- _Required action_: Among the entries below, count each line holding the word "expanded". Write only the number.

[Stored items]
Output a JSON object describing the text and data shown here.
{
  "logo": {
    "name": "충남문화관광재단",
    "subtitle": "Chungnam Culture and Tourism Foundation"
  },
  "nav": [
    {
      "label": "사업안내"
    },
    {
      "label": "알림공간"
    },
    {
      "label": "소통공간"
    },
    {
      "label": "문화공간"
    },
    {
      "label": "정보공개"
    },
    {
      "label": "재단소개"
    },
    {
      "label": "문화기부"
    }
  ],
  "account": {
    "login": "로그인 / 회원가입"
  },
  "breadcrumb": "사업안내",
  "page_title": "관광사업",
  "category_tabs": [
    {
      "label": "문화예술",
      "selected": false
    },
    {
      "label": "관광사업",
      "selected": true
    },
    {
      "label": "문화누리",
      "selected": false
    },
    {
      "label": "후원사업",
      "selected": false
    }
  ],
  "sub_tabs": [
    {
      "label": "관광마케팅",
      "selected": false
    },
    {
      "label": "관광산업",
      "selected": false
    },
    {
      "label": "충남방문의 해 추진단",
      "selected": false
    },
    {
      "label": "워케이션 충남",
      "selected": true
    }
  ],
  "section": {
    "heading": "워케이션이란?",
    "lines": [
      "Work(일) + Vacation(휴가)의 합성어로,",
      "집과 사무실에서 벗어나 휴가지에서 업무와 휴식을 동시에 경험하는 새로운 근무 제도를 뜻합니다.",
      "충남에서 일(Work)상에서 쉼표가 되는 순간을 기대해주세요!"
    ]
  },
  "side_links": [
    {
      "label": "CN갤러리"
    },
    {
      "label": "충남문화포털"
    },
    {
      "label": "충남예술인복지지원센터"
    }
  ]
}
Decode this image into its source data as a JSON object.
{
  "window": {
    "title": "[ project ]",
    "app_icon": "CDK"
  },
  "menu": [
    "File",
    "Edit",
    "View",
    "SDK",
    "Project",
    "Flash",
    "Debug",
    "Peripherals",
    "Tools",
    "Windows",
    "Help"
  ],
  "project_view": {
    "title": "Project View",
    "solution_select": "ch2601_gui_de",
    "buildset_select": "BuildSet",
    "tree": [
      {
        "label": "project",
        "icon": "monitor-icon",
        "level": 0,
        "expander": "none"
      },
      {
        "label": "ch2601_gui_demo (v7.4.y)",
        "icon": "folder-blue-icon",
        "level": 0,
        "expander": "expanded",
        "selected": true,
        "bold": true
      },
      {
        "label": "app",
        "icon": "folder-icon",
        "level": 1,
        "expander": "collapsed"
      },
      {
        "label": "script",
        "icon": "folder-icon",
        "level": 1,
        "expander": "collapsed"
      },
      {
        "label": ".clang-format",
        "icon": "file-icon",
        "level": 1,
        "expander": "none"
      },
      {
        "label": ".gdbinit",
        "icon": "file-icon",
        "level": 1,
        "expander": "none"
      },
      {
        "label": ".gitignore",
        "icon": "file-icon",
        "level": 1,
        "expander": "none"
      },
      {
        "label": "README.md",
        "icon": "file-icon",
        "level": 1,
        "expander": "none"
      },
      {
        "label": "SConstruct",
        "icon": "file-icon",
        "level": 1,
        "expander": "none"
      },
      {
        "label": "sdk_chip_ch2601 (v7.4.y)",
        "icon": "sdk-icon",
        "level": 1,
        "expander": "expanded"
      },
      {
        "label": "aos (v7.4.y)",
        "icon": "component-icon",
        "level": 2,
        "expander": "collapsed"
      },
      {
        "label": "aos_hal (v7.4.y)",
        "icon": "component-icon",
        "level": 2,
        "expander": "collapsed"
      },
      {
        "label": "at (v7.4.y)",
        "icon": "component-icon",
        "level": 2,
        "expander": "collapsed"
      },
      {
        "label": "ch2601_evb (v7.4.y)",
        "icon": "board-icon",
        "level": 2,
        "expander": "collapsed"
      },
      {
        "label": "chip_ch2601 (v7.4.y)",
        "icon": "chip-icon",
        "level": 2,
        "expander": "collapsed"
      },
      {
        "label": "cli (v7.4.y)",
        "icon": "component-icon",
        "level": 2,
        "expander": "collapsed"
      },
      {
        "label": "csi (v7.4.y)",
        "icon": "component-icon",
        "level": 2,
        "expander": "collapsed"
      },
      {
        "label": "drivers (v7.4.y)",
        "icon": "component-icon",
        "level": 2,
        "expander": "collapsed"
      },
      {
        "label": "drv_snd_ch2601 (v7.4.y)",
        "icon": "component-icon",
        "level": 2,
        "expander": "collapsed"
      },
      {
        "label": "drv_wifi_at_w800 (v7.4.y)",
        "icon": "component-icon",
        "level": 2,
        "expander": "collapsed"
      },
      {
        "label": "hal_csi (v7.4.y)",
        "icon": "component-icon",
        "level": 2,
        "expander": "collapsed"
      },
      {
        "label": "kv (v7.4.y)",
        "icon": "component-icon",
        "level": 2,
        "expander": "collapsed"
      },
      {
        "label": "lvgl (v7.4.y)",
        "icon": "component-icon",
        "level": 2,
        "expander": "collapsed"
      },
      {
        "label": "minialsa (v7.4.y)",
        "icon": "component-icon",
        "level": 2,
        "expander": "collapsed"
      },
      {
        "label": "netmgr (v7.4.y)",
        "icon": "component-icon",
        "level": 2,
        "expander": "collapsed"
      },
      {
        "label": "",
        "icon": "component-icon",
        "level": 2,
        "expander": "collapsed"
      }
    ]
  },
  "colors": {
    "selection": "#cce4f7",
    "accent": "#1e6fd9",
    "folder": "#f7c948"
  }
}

- _Exercise solution_: 2